Honoring The Service and Legacy of Barbara Kennelly -- (Extensions of Remarks - May 14, 2004)
HON. JOHN B. LARSON
IN THE HOUSE OF REPRESENTATIVES
THURSDAY, MAY 13, 2004
Mr. LARSON of Connecticut. Mr. Speaker, next Monday the Post Office on Weston Street in Hartford, CT will be renamed in honor of one of Connecticut's most dedicated public servants, Barbara Kennelly. This gesture is a small but lasting tribute to an extraordinary woman who has fully devoted herself to the cause of public service for her city, her state, and her nation.
Considering her roots, Barbara's twenty three years of service to Connecticut should come as no surprise. Born Barbara Ann Bailey, she grew up in one of Connecticut's most well-known and influential families. Her father, John Bailey, was chairman of the state Democratic Party, and later served as Chairman of the Democratic National Committee under Presidents Kennedy and Johnson. Her mother was active in democratic state politics and her brother served as the chief state attorney for Connecticut. She grew up surrounded by those who dedicated their lives to public service, and Barbara learned well from their example.

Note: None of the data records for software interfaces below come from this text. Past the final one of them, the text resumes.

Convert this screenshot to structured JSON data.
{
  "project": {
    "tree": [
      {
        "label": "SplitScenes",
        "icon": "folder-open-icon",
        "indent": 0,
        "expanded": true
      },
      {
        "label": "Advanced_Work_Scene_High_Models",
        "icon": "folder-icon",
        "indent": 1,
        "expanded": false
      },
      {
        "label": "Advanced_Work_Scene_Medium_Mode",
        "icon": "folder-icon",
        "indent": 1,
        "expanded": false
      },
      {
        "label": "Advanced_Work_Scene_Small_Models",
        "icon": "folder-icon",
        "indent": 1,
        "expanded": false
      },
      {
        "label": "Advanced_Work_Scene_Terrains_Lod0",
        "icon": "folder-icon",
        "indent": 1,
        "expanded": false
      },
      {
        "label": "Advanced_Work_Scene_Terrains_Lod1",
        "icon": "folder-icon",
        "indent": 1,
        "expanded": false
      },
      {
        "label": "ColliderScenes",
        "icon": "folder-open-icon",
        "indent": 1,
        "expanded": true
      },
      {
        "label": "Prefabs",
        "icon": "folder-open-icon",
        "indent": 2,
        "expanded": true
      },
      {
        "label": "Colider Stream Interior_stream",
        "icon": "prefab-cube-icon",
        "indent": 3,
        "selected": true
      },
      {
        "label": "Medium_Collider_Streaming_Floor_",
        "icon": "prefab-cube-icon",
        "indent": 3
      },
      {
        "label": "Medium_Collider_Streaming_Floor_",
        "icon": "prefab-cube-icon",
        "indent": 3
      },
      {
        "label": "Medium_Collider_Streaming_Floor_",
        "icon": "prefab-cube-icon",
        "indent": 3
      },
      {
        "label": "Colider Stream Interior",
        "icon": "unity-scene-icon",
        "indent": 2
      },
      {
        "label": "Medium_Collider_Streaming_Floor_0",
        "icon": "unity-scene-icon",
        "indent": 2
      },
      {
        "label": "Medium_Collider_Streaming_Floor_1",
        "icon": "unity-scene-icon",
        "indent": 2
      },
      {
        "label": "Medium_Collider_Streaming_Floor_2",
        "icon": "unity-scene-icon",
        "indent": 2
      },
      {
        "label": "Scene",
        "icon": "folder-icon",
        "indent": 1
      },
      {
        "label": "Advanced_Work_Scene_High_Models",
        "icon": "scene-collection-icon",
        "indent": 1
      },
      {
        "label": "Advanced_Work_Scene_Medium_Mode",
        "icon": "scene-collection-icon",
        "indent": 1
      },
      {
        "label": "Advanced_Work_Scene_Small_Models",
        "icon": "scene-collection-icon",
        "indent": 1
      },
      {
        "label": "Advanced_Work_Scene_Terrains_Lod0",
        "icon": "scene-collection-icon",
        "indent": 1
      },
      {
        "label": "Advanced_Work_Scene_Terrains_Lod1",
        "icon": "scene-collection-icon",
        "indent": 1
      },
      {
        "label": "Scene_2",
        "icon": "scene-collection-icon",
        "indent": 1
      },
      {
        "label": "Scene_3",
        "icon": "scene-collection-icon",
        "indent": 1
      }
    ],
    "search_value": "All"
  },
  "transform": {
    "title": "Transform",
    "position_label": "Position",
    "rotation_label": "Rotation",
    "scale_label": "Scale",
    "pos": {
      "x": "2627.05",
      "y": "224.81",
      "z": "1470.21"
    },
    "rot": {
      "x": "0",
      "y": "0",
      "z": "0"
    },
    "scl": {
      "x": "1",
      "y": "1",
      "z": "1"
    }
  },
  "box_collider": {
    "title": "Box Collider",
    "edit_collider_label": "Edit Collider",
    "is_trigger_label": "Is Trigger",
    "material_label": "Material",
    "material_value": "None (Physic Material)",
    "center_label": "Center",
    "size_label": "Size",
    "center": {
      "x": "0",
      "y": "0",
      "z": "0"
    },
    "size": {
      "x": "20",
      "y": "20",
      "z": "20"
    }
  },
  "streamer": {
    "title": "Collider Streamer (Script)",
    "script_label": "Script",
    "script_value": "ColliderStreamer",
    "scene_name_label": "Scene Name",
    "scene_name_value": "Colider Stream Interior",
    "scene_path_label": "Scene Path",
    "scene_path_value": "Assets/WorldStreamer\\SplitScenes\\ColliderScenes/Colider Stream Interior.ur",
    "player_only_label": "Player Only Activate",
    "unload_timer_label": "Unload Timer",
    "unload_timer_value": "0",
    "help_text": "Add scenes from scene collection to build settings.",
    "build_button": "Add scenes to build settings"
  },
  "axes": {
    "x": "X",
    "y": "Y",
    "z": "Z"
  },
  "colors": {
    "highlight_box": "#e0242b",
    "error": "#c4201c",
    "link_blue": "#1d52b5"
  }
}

Following in her family's footsteps, Barbara was elected to the Hartford City Council in 1975. After serving four years on the council, Barbara was elected Secretary of the State of Connecticut. Continuing her service on behalf of the people of her beloved state, she was elected to Congress in a special election in 1982.
On her arrival in Washington, Barbara quickly rose through the ranks and earned the respect of members from both sides of the aisle. Her seventeen-year record in the House clearly reflects her strong commitment to the needs of working families in Connecticut and the nation. She fought hard for legislation to enforce child support collection, provide tax credits to the working poor and extend health care coverage to uninsured children. While known for her willingness to compromise, she never forgot the needs of the people she represented.
During her time in Congress, Barbara broke the ground that finally brought women into the House leadership. Clearly demonstrating a capacity for pragmatic and dynamic leadership, Barbara was appointed as the third woman in history to serve on the House Ways and Means Committee and the first woman to chair a subcommittee of the House Intelligence Committee. In August 1991, Barbara served as Chief Deputy Majority Whip under Speaker Tom Foley, a post in which she served until her election as Vice Chair of the Democratic Caucus in 1994. With her historic ascension to this post, her colleagues made Barbara the chamber's fourth highest-ranking member, and the first and only woman at that time in the elected leadership.
Again heeding the call to serve the people of Connecticut, Barbara accepted the Democratic gubernatorial nomination in 1998. Although her run for the governorship was unsuccessful, Barbara was not only to simply fade away into the background.
Reflecting her service as Ranking Democrat on the Social Security subcommittee, President Clinton appointed her Associate Commissioner of the Social Security Administration in 1999. Today, she works tirelessly on behalf of our nation's seniors as President of the National Committee to Preserve Social Security and Medicare.
I am truly honored to present the district she so ably served for seventeen years. While Barbara's legacy is so much larger than the bricks and mortar of a post office, it is a lasting tribute to a woman who dedicated her life in service of the people of Connecticut for nearly a quarter of a century.
Barbara's is a presence sorely missed in this chamber, and I urge my colleagues to join me in recognizing the legacy and ongoing service of this truly extraordinary public servant.